Extracted records —
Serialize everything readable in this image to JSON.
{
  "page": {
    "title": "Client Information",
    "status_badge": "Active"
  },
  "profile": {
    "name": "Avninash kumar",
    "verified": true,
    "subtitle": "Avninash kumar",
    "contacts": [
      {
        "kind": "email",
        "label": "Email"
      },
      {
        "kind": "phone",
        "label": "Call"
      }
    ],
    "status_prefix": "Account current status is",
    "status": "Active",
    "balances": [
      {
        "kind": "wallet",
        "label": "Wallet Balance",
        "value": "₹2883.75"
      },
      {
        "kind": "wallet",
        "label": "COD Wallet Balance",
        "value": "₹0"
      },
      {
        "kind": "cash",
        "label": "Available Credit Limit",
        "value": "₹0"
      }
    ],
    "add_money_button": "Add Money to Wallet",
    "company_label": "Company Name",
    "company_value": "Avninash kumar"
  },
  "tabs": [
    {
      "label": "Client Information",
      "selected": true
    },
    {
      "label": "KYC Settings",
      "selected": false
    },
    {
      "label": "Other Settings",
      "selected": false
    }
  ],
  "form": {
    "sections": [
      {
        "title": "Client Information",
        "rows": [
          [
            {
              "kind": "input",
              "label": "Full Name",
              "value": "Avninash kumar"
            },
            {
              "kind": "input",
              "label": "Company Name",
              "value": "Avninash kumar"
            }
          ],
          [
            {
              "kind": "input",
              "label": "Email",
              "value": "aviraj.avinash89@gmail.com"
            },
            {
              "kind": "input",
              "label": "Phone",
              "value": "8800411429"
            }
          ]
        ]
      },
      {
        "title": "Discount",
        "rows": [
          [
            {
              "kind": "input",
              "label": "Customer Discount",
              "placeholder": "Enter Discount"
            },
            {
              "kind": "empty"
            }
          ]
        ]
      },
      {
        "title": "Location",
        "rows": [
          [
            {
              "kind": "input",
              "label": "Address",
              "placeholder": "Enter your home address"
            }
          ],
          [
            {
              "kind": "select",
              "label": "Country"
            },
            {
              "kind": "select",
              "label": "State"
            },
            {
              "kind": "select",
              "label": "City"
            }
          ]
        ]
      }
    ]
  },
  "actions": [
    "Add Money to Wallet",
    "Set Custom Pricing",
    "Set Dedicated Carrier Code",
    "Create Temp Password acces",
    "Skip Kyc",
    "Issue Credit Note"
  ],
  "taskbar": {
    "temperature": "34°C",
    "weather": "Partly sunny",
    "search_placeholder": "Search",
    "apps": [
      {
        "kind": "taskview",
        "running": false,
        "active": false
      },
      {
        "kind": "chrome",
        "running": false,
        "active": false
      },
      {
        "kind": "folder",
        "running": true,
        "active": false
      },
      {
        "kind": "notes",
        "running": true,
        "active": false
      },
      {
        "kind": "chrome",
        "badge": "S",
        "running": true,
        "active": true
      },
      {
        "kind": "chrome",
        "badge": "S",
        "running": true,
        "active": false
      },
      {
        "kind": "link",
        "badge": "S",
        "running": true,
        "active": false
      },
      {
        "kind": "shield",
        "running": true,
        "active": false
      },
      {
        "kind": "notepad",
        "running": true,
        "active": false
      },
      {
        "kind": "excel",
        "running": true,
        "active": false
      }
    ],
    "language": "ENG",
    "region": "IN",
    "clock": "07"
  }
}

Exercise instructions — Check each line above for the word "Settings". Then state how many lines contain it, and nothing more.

Exercise output — 2